_What you should do_
The entries follow. Copy every line in which "Evap" appears.

_Data extracts_
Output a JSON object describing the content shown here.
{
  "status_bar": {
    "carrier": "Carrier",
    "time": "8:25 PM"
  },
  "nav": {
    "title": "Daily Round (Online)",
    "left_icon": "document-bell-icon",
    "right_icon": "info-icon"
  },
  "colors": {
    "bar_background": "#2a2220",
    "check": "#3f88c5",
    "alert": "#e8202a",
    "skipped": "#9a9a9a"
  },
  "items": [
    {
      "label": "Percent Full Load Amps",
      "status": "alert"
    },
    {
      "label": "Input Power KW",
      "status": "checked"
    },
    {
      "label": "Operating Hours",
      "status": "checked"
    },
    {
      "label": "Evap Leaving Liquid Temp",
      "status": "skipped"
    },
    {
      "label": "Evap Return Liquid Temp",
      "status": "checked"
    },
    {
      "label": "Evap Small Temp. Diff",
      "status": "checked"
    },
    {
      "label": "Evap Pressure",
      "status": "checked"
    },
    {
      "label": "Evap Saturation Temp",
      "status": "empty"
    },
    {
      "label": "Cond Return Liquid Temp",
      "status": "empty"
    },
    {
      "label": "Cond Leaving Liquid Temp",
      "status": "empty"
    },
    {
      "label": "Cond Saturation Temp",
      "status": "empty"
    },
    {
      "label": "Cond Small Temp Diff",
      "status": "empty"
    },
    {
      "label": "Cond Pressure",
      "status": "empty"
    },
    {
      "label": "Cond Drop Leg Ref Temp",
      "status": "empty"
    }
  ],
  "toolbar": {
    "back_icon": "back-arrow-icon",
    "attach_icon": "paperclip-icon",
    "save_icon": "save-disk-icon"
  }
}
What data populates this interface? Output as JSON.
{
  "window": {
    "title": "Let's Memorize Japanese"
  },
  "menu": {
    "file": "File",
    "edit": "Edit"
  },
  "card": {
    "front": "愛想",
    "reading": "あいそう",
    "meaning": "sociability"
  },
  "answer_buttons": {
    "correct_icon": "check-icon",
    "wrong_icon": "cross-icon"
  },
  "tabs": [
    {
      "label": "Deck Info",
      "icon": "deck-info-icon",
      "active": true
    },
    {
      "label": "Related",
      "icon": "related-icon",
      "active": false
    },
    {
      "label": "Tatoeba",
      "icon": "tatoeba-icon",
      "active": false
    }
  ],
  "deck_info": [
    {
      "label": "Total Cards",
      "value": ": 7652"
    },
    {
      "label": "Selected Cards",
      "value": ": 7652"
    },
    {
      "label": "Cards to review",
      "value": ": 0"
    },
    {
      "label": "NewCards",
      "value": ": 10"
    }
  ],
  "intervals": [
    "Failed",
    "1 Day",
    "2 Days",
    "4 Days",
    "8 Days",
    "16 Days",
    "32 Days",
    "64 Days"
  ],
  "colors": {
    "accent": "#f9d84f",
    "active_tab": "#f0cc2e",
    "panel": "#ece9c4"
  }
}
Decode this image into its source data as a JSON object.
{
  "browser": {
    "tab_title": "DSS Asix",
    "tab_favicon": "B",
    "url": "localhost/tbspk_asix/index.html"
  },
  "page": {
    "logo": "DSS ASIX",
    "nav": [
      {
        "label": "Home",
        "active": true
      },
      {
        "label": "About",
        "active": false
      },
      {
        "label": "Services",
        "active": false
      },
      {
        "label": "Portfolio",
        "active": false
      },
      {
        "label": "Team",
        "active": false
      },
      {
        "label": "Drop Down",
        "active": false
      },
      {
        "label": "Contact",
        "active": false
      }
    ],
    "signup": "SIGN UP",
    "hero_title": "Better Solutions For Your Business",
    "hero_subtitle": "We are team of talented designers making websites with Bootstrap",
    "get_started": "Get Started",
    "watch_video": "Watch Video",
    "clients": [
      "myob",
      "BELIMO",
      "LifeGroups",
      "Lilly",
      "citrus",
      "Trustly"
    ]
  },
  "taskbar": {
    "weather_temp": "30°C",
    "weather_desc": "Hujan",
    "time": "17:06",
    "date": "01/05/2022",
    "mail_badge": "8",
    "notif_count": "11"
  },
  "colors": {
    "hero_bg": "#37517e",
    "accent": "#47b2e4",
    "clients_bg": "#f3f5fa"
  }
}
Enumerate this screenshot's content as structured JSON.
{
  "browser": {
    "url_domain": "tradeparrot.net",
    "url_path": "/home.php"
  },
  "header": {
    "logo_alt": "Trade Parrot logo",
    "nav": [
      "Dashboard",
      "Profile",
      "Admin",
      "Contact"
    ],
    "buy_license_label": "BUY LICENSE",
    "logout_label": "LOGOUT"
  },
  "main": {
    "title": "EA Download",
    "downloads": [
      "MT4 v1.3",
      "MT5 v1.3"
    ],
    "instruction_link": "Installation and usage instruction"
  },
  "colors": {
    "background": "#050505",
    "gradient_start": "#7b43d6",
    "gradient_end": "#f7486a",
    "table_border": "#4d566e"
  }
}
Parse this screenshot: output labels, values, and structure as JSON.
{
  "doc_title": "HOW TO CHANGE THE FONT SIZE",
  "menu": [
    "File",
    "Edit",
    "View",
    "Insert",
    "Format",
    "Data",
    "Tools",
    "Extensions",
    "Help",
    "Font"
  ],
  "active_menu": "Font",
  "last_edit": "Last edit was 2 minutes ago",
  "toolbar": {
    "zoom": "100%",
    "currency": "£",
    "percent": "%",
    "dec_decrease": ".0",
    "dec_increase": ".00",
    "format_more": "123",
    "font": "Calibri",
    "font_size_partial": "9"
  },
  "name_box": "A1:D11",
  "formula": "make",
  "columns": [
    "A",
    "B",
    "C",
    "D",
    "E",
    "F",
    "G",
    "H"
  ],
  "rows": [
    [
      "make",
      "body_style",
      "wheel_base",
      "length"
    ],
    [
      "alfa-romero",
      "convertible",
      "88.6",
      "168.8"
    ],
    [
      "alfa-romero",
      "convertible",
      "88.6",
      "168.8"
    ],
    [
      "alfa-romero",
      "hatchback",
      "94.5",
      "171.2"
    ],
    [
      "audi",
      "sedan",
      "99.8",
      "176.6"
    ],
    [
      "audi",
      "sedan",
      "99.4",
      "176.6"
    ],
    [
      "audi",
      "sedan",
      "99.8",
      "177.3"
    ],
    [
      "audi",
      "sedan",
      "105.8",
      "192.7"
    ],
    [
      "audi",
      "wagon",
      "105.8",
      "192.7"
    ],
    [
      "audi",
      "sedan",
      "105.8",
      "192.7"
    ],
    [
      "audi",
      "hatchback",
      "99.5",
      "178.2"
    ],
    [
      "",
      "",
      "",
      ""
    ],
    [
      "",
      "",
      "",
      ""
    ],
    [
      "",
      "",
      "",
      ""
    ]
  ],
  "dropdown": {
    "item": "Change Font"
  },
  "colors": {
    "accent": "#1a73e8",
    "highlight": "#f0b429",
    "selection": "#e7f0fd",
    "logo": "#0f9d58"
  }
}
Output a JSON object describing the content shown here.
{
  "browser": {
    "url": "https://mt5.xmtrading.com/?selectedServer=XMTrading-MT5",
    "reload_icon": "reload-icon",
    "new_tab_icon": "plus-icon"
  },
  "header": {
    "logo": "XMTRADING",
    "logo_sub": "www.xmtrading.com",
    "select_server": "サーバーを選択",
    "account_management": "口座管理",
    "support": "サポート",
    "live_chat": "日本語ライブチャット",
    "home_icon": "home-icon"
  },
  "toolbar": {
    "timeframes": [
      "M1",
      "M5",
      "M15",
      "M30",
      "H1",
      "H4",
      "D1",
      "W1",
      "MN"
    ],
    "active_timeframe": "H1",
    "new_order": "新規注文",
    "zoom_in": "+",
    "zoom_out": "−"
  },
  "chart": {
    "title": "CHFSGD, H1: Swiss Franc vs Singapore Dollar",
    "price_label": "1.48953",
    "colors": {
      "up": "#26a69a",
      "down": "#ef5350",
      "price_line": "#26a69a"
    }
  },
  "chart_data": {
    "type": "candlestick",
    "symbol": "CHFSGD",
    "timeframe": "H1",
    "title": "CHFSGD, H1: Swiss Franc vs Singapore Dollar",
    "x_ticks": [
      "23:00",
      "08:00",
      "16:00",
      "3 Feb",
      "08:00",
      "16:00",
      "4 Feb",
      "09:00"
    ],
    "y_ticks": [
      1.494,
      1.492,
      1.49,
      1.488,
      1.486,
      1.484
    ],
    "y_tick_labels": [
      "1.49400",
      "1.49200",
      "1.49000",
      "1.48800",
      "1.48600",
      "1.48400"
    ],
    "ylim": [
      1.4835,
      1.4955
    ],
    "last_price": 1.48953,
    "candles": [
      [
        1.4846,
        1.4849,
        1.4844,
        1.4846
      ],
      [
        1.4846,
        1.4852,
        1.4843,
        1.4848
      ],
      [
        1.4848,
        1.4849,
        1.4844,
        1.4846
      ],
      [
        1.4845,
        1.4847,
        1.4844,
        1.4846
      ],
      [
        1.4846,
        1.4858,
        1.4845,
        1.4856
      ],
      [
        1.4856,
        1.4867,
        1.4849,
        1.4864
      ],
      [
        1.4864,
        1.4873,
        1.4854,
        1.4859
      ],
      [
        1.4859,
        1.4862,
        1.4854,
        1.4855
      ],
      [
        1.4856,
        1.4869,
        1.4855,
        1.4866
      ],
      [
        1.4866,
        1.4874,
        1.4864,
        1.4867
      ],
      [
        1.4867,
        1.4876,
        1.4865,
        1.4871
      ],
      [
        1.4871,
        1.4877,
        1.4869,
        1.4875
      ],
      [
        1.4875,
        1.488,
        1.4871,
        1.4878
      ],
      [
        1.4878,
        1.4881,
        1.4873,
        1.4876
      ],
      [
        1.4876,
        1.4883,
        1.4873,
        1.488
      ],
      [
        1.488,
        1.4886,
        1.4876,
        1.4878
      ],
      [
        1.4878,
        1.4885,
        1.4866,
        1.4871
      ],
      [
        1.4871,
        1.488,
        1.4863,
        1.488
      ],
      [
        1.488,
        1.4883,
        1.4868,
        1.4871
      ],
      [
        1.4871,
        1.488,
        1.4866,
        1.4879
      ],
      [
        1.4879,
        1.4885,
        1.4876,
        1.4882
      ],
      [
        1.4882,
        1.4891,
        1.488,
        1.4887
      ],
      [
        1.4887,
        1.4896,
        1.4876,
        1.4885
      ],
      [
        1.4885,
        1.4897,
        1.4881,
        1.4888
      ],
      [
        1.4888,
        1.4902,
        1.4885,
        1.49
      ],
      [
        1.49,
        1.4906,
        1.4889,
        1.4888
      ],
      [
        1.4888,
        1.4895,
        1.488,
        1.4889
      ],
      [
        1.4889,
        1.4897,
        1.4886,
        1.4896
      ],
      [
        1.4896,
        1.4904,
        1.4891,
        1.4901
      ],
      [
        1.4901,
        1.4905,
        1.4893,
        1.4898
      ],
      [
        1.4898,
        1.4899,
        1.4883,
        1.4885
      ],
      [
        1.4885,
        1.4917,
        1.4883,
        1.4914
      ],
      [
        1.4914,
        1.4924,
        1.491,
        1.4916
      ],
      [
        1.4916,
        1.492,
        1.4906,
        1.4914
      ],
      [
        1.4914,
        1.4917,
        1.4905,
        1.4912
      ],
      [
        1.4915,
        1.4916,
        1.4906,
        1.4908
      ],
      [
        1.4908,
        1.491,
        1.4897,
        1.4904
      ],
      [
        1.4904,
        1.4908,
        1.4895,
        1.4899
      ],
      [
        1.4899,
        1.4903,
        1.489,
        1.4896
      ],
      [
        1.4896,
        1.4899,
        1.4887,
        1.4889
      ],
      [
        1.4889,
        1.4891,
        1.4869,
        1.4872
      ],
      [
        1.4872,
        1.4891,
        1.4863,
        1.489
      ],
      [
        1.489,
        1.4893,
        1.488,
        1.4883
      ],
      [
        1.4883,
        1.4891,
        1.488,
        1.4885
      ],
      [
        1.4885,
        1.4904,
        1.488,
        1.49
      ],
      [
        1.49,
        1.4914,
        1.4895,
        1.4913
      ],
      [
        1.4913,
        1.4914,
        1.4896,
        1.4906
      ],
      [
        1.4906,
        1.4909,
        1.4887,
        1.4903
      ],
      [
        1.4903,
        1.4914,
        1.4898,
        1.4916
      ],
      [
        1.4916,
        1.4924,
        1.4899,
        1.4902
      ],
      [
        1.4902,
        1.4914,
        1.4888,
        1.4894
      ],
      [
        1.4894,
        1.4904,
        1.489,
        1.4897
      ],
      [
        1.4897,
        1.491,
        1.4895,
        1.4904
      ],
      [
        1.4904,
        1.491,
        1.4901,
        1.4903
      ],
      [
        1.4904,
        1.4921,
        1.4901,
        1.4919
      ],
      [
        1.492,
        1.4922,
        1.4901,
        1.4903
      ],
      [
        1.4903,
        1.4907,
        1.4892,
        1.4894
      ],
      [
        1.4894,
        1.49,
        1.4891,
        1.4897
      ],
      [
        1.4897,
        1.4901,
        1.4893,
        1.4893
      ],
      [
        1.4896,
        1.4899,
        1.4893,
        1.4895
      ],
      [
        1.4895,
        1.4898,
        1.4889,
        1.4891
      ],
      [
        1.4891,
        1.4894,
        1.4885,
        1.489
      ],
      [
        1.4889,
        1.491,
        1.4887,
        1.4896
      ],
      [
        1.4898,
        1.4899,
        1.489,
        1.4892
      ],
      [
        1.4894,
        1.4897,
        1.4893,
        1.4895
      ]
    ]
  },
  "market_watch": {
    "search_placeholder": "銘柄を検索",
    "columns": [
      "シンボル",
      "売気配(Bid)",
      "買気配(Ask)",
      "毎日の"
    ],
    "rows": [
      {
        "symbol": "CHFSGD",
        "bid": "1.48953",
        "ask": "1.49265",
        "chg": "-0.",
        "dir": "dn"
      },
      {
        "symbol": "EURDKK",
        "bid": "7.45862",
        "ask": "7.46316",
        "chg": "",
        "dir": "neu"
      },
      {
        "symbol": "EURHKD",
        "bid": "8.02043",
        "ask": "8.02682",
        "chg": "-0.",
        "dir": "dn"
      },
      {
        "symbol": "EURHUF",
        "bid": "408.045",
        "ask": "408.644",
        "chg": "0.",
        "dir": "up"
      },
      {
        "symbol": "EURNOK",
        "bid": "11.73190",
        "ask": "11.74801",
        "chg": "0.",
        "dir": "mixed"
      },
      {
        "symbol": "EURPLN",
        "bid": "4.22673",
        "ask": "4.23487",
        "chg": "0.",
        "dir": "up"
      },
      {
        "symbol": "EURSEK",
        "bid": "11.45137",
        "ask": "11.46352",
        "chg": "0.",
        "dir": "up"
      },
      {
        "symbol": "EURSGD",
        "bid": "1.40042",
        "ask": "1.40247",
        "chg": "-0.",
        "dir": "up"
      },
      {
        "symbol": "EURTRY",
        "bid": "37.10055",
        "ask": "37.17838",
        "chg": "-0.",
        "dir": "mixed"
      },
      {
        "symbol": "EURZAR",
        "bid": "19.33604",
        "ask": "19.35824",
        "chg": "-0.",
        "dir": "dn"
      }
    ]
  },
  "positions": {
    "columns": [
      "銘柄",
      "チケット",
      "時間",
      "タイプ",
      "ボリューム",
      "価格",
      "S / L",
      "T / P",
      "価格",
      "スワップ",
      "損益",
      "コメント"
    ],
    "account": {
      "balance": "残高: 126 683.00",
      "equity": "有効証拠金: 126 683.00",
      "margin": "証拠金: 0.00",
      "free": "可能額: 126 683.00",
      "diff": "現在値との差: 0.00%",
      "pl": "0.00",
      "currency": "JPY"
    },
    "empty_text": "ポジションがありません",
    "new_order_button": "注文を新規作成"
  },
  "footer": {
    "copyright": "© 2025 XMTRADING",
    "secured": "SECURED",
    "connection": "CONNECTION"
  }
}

_Answer section_
      "label": "Evap Leaving Liquid Temp",
      "label": "Evap Return Liquid Temp",
      "label": "Evap Small Temp. Diff",
      "label": "Evap Pressure",
      "label": "Evap Saturation Temp",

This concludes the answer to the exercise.